Bud Harrelson was
poised at the rim of a mug of beer roughly the size of an industrial-waste
drum. He was behind his desk in the manager's office at Shea Stadium in New
York last Friday night, but so large was his postgame brew that it looked as if
he were sitting poolside. Harrelson's Mets had just beaten the Cincinnati Reds
4-2 for their 11th straight victory, a winning streak that tied a team record
also matched by the 1969 and 1986 world champions, and suddenly Harrelson
paused before attempting to clean-and-jerk the cold one before him.
and '86," he said while watching waves of barley lap at the mug's edges.
If the Mets of
'69 and '86 were celebratory bottles of bubbly, then the '90 team is embodied
by a very cool Bud. Since Harrelson replaced the fired Davey Johnson on May
29—when New York was 20-22, in fourth place in the National League East—the
Mets, through Sunday, have been on a 22-8 binge.
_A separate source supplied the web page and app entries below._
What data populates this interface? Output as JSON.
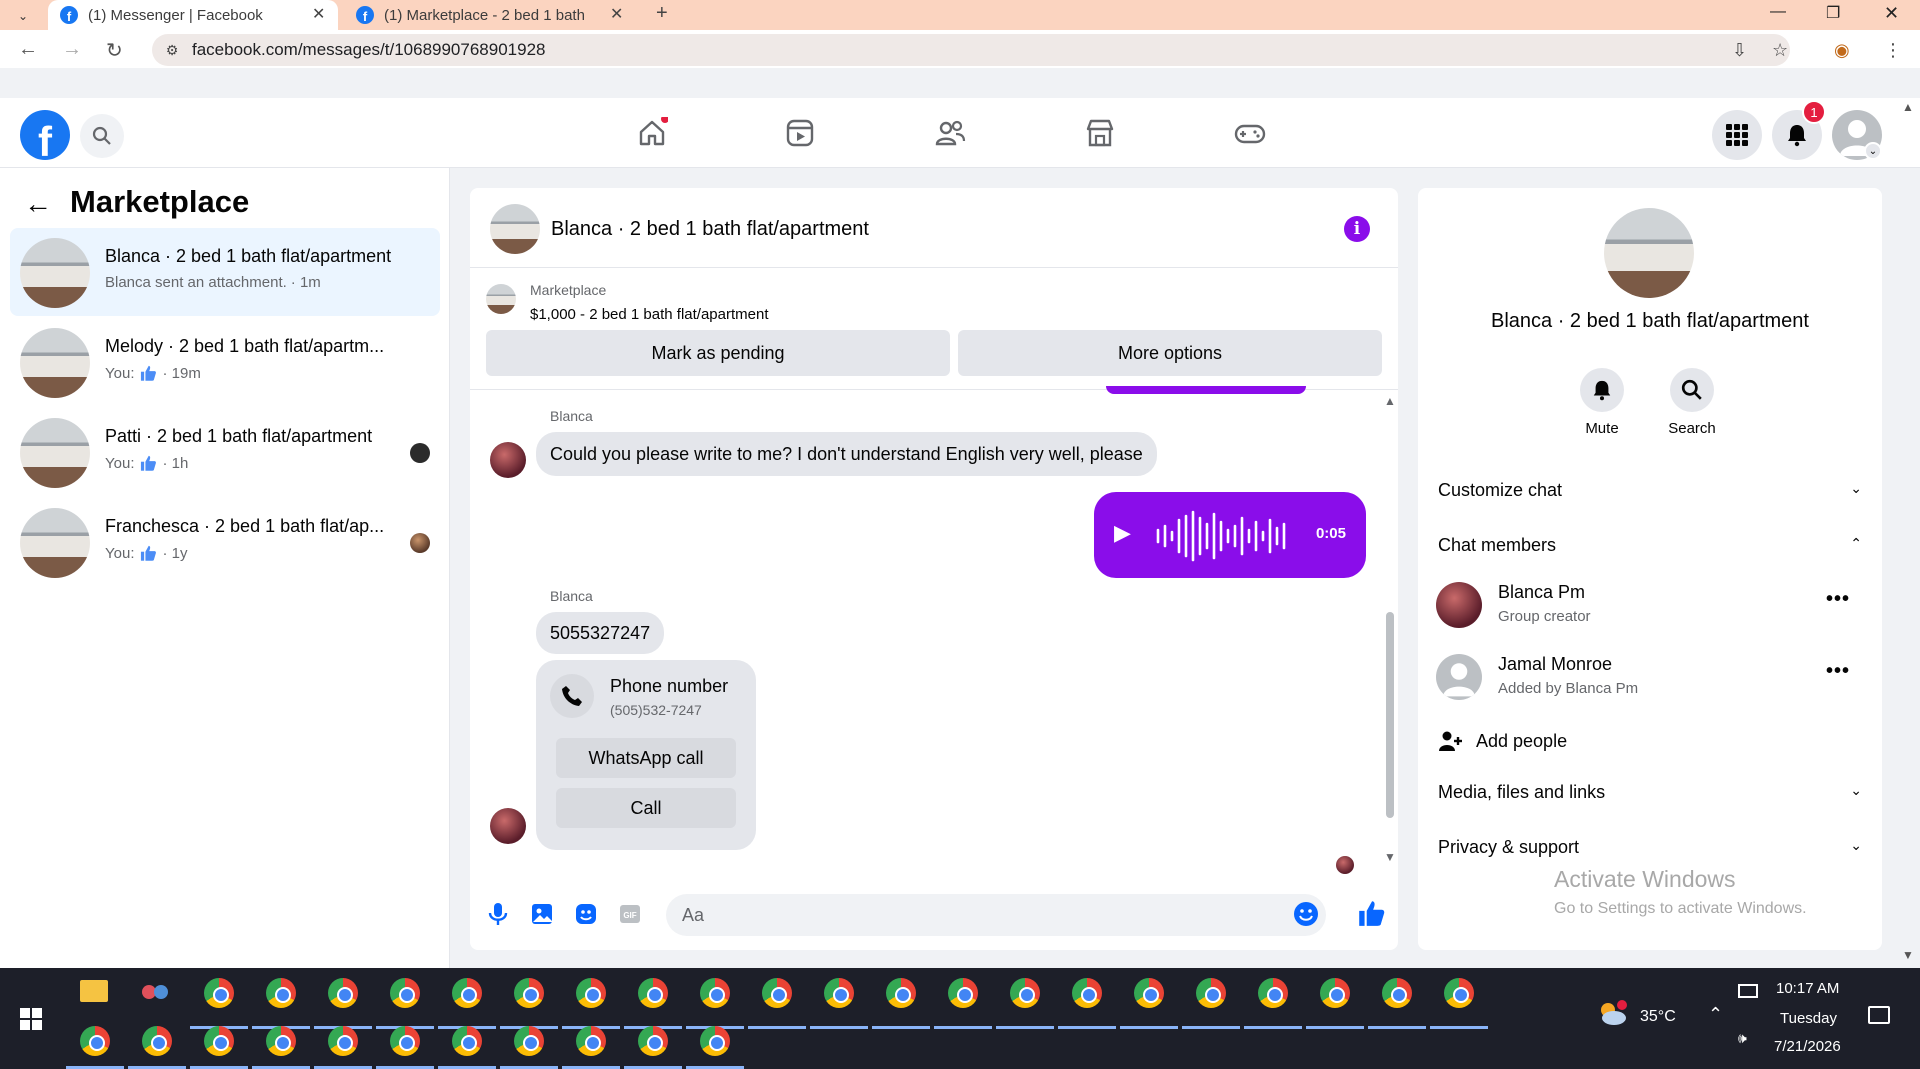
{
  "browser": {
    "tabs": [
      {
        "title": "(1) Messenger | Facebook",
        "active": true
      },
      {
        "title": "(1) Marketplace - 2 bed 1 bath",
        "active": false
      }
    ],
    "url": "facebook.com/messages/t/1068990768901928"
  },
  "fb_nav": {
    "notifications_count": "1",
    "icons": [
      "home-icon",
      "reels-icon",
      "friends-icon",
      "marketplace-icon",
      "gaming-icon"
    ]
  },
  "left_panel": {
    "title": "Marketplace",
    "conversations": [
      {
        "name": "Blanca · 2 bed 1 bath flat/apartment",
        "sub": "Blanca sent an attachment.",
        "time": "· 1m",
        "active": true,
        "you": false
      },
      {
        "name": "Melody · 2 bed 1 bath flat/apartm...",
        "sub": "You:",
        "time": "· 19m",
        "active": false,
        "you": true
      },
      {
        "name": "Patti · 2 bed 1 bath flat/apartment",
        "sub": "You:",
        "time": "· 1h",
        "active": false,
        "you": true
      },
      {
        "name": "Franchesca · 2 bed 1 bath flat/ap...",
        "sub": "You:",
        "time": "· 1y",
        "active": false,
        "you": true
      }
    ]
  },
  "chat": {
    "title": "Blanca · 2 bed 1 bath flat/apartment",
    "marketplace_label": "Marketplace",
    "listing": "$1,000 - 2 bed 1 bath flat/apartment",
    "mark_pending": "Mark as pending",
    "more_options": "More options",
    "messages": {
      "sender1": "Blanca",
      "text1": "Could you please write to me? I don't understand English very well, please",
      "voice_duration": "0:05",
      "sender2": "Blanca",
      "text2": "5055327247",
      "phone_title": "Phone number",
      "phone_value": "(505)532-7247",
      "whatsapp_call": "WhatsApp call",
      "call": "Call"
    },
    "composer_placeholder": "Aa"
  },
  "right_panel": {
    "name": "Blanca · 2 bed 1 bath flat/apartment",
    "actions": {
      "mute": "Mute",
      "search": "Search"
    },
    "sections": {
      "customize": "Customize chat",
      "members": "Chat members",
      "media": "Media, files and links",
      "privacy": "Privacy & support"
    },
    "members": [
      {
        "name": "Blanca Pm",
        "sub": "Group creator"
      },
      {
        "name": "Jamal Monroe",
        "sub": "Added by Blanca Pm"
      }
    ],
    "add_people": "Add people",
    "activate_title": "Activate Windows",
    "activate_sub": "Go to Settings to activate Windows."
  },
  "taskbar": {
    "temperature": "35°C",
    "time": "10:17 AM",
    "day": "Tuesday",
    "date": "7/21/2026"
  },
  "colors": {
    "fb_blue": "#1877f2",
    "messenger_purple": "#8a0dea",
    "tab_bar": "#fbd4c0"
  }
}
Their 21 victories in
Harrelson's first full month on the job was the Mets' best June ever and their
winningest month since they won 23 games in September '69. With the victory on
Friday night and Pittsburgh's loss hours later in San Francisco, the Mets
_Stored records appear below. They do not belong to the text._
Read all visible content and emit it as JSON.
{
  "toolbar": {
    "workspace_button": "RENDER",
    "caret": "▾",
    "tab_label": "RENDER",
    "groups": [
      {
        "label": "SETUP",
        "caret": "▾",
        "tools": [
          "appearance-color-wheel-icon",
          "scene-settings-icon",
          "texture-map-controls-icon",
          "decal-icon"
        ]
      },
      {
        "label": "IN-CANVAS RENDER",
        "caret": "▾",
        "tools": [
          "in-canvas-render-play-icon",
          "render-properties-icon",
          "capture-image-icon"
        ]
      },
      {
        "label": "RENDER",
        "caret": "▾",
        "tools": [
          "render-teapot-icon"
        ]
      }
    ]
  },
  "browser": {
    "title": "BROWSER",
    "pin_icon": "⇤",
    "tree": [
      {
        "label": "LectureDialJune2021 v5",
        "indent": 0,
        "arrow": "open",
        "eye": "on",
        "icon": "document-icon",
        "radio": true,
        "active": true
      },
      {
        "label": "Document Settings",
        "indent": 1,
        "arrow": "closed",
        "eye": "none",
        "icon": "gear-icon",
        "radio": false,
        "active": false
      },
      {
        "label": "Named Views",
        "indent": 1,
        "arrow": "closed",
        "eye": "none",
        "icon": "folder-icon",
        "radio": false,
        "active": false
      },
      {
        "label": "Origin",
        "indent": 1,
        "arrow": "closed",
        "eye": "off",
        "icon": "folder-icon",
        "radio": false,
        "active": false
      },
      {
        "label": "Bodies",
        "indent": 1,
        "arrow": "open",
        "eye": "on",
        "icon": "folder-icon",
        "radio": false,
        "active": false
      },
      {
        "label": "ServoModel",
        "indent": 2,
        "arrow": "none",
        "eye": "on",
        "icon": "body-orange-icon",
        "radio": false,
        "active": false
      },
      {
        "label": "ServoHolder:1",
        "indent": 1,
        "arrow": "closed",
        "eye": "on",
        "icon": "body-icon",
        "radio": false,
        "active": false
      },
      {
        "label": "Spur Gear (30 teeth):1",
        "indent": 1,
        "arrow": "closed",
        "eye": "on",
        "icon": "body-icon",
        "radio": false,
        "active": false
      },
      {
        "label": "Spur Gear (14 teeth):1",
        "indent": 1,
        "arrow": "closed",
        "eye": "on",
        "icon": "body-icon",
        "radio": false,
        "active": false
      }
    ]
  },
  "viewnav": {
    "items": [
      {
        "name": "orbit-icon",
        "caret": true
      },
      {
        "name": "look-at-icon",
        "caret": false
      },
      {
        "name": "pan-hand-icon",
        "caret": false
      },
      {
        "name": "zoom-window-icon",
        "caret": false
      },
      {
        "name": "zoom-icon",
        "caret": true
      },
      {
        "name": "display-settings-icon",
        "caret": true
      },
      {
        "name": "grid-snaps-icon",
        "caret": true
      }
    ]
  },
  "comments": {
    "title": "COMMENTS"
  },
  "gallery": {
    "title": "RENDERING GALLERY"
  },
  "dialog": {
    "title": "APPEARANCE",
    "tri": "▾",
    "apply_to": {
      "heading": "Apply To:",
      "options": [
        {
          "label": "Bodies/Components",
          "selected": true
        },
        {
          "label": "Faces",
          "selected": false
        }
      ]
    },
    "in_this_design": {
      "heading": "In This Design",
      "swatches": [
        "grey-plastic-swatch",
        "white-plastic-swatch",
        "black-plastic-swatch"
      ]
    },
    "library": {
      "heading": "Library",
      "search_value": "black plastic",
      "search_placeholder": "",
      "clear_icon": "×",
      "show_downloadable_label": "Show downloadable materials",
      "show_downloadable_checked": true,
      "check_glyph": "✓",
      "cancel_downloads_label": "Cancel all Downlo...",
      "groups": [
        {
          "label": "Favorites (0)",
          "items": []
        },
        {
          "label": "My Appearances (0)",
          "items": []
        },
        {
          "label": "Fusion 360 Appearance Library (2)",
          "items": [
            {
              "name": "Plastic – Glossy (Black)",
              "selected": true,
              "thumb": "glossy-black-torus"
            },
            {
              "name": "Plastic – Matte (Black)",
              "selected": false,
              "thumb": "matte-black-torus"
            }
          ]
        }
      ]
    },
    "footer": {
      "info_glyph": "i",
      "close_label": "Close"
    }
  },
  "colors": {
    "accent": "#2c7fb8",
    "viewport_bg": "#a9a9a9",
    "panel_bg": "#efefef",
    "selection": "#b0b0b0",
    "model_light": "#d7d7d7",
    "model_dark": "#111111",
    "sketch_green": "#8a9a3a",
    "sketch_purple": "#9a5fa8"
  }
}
assumed for one night—by three percentage points—what they believe is their
rightful position atop the division.
Alcoholic-beverage analogies aside, though, the biggest difference between the
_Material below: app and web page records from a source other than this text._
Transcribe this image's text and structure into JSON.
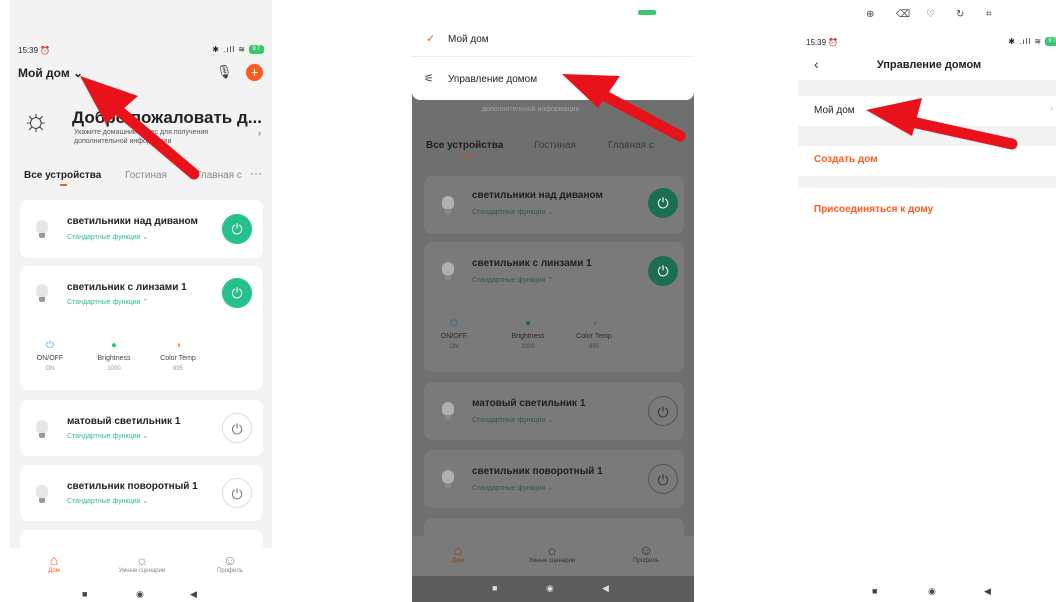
{
  "colors": {
    "accent": "#ff5a1f",
    "green": "#24c28a",
    "arrow": "#e8131a"
  },
  "p1": {
    "status": {
      "time": "15:39 ⏰",
      "right": "✱ .ıll ≋",
      "battery": "97"
    },
    "home_title": "Мой дом",
    "welcome_title": "Добро пожаловать д...",
    "welcome_sub": "Укажите домашний адрес для получения дополнительной информации",
    "rooms": {
      "all": "Все устройства",
      "living": "Гостиная",
      "main": "Главная с"
    },
    "devices": [
      {
        "name": "светильники над диваном",
        "sub": "Стандартные функции ⌄"
      },
      {
        "name": "светильник с линзами 1",
        "sub": "Стандартные функции ⌃"
      },
      {
        "name": "матовый светильник 1",
        "sub": "Стандартные функции ⌄"
      },
      {
        "name": "светильник поворотный 1",
        "sub": "Стандартные функции ⌄"
      }
    ],
    "controls": [
      {
        "label": "ON/OFF",
        "value": "ON"
      },
      {
        "label": "Brightness",
        "value": "1000"
      },
      {
        "label": "Color Temp",
        "value": "895"
      }
    ],
    "tabs": {
      "home": "Дом",
      "scenes": "Умные сценарии",
      "profile": "Профиль"
    }
  },
  "p2": {
    "menu": {
      "home": "Мой дом",
      "manage": "Управление домом"
    },
    "welcome_sub": "дополнительной информации",
    "rooms": {
      "all": "Все устройства",
      "living": "Гостиная",
      "main": "Главная с"
    },
    "devices": [
      {
        "name": "светильники над диваном",
        "sub": "Стандартные функции ⌄"
      },
      {
        "name": "светильник с линзами 1",
        "sub": "Стандартные функции ⌃"
      },
      {
        "name": "матовый светильник 1",
        "sub": "Стандартные функции ⌄"
      },
      {
        "name": "светильник поворотный 1",
        "sub": "Стандартные функции ⌄"
      }
    ],
    "controls": [
      {
        "label": "ON/OFF",
        "value": "ON"
      },
      {
        "label": "Brightness",
        "value": "1000"
      },
      {
        "label": "Color Temp",
        "value": "895"
      }
    ],
    "tabs": {
      "home": "Дом",
      "scenes": "Умные сценарии",
      "profile": "Профиль"
    }
  },
  "p3": {
    "status": {
      "time": "15:39 ⏰",
      "right": "✱ .ıll ≋",
      "battery": "97"
    },
    "title": "Управление домом",
    "my_home": "Мой дом",
    "create": "Создать дом",
    "join": "Присоединяться к дому"
  }
}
1990 team managed by Harrelson and one from his days as a Mets shortstop are
the teams' respective slogans. In '73 it was You Gotta Believe; this season,
You Don't Gotta Believe. You certainly don't gotta believe everything you read,
least of all "that rip job," as Mets vice-president of baseball
operations Joe McIlvaine termed SPORTS ILLUSTRATED'S last story on the Mets
(Amazin' Mess, June 11), which buried the team beneath the rubble of alleged
You don't gotta
believe the man in the street's lust to hear the rumble of front-office heads
rolling down the ramps at Shea. "What's important," says pitcher Bob
Ojeda, "is how the man in the uniform feels."
And lastly, you
don't gotta believe everything the Mets might tell you, because they might not
believe it themselves. Early in the season, pitcher Dwight Gooden spoke for
several Mets when he said that the front office had dealt every player-spark
plugs like Lenny Dykstra and Wally Backman—"who used to snap."
think it's good to have [those players]," Gooden said Saturday, when the
Mets' 7-4 loss to the Reds ended the 11-game winning streak as well as a run of
10 straight victories at home. "But sometimes that can be overrated.
Everyone who has made it here should know by now what they have to do to
"There are a
lot of teams that win without the big spark plug," says first baseman Dave
Magadan. "Oakland didn't have one two years ago, before they got Rickey
Henderson, and they made it to the World Series."
Which, it must
now be conceded, is a distinct possibility for the Mets come autumn. Their
weekend series with Cincinnati, runaway leaders of the National League West,
had the look of early October. With a 3-2 victory on Sunday, the Mets took the
four-game series three games to one and were just a game behind Pittsburgh,
which had regained first place Saturday night. Even earlier last week, with the
Mets still No. 3 with a bullet behind Pittsburgh and Montreal, Expo pitcher
Dennis Martinez acknowledged, "We're all still looking at the Mets as the
team to beat."
Of course, some
rather significant questions remain. For instance: Has the amazin' mess really
been mopped clean or merely swept under a throw rug? And if the heap has been
hauled away for good, how did the Mets make the cleanup so quickly? Finally,
can the people at Exxon learn anything from all of this?